Democrats hammer out prescription drug pricing plan, according to Jonathan M. Block for SeekingAlpha.com, 3 November 2021.
- A prescription drug pricing plan agreed on by Democrats yesterday will allow Medicare to negotiate the prices of drugs considered high cost.
- In addition, if drugmakers increase prices faster than inflation, they would be subject to penalties.
- Insulin prices would also be capped at no more than $35 per month.
- Out-of-pocket costs for seniors would have a maximum of $2000 annually.
- In September, some centrist Democrats introduced a narrower drug pricing bill than the one pushed by Democrat leadership. The plan proposed by President Biden yesterday is not as aggressive as the one initially put forward by leadership.
In an opinion piece: Is Lower Drug Pricing Actually Within Reach? Let’s not let it slip through our fingers this time around was reported by Vinay Prasad for MedPageToday.com, 3 November 2021.
Democrats are hard at work on negotiations and legislation to tackle the lofty and unsustainable price of drugs. Will they be able to achieve this long-sought goal or will drug price reform yet again slip through our fingers? While changing the system won’t be easy, legislators must continue to urgently fight for reforms that better meet the needs of patients. If reforms cannot be achieved by 2022, they may not happen for the rest of President Biden’s term.
The American people pay more for prescription drugs than our peer nations. At times, the current system seems so favorable to the biopharmaceutical industry, one wonders if the industry itself crafted the legislation that governs the space.

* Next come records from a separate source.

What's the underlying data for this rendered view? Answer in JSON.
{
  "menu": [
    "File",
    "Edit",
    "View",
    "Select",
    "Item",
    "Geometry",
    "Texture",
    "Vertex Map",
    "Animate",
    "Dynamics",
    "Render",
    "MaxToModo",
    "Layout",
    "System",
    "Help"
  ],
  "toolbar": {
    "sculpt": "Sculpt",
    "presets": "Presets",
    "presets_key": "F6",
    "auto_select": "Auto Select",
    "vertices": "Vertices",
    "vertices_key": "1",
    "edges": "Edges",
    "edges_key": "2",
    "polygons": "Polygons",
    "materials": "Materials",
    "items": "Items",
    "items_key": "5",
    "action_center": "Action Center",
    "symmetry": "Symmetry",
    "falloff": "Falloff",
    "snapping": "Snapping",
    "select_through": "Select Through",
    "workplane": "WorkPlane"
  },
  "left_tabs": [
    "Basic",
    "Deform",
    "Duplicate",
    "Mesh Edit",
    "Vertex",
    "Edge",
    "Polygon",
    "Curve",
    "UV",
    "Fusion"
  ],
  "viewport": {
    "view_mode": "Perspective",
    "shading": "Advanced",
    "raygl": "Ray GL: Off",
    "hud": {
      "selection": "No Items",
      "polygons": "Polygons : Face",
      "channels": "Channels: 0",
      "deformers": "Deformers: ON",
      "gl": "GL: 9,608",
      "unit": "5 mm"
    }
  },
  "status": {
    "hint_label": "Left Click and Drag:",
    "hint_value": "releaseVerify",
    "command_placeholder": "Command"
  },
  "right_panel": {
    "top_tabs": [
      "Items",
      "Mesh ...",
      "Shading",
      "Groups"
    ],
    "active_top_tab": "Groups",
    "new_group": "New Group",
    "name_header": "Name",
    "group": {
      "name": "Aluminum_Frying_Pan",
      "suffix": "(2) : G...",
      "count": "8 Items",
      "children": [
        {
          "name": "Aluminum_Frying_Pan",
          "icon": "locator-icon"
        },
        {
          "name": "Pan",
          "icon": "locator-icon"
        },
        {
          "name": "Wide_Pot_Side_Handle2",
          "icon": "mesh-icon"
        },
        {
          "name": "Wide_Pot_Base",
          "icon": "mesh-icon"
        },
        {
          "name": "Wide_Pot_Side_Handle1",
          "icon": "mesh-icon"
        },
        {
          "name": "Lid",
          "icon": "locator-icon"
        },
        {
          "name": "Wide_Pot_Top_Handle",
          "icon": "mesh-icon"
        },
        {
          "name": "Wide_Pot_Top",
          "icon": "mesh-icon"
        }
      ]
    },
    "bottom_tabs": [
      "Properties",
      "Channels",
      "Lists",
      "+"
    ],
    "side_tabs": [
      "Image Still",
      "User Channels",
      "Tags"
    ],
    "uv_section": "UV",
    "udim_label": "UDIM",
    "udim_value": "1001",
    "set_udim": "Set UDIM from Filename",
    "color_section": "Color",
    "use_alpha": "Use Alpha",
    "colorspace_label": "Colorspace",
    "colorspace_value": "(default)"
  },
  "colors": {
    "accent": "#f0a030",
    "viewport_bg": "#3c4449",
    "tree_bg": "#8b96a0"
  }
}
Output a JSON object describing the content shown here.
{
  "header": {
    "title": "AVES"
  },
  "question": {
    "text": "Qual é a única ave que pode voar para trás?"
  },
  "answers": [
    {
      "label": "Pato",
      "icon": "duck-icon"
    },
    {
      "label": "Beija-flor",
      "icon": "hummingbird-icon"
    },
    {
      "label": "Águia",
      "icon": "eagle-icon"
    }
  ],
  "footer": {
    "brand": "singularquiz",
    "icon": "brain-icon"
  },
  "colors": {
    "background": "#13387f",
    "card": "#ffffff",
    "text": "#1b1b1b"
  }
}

Medicare is not permitted to negotiate price, which was a central tenet of recently failed efforts at reform and current negotiations. Pair this with an FDA that has a large appetite for risk — willing to approve new drugs based on small (<100 person) studies without control arms — as well as an industry eager to incrementally charge more, and we find ourselves in a quagmire, where we now pay over $400,000 for non-curative products, whose effect is measured too often in mere weeks or even days.
Even when insurers or the government foot the (bulk of the) bill, high drug prices keep hurting. More and more dollars get shuttled to the biopharmaceutical industry and pulled away from other societal endeavors. High drug prices are one of the reasons healthcare premiums have risen, which have stifled real wages. High drug prices mean we have less money to invest in other worthy society causes such as: better nutrition for elementary students, universal child or day care, and better maternal care — all interventions that may have direct and indirect salutary impacts on health down the road.
When it comes to actually curbing high drug prices, we have come up empty time and again. It is hard to avoid the conclusion that part of the recalcitrance of this issue is the powerful lobbying of the biopharmaceutical industry. Those lobbying efforts have created the current playing field, and threaten current legislative efforts.
The truth about high drug prices is that a single, one-time fix is not likely or possible. The system to approve, fund, and reimburse drugs is complex and byzantine. It involves vast numbers of intermediaries and stakeholders. Incentives are occasionally aligned, but often misaligned. Any legislation might improve the current condition, but also introduce novel problems and unintended consequences. Drug prices are like the kitchen drawer full of all the excess power cords — it is a tangled mess, but no one knows exactly which wire to pull on first.
Read more: Is Lower Drug Pricing Actually Within Reach?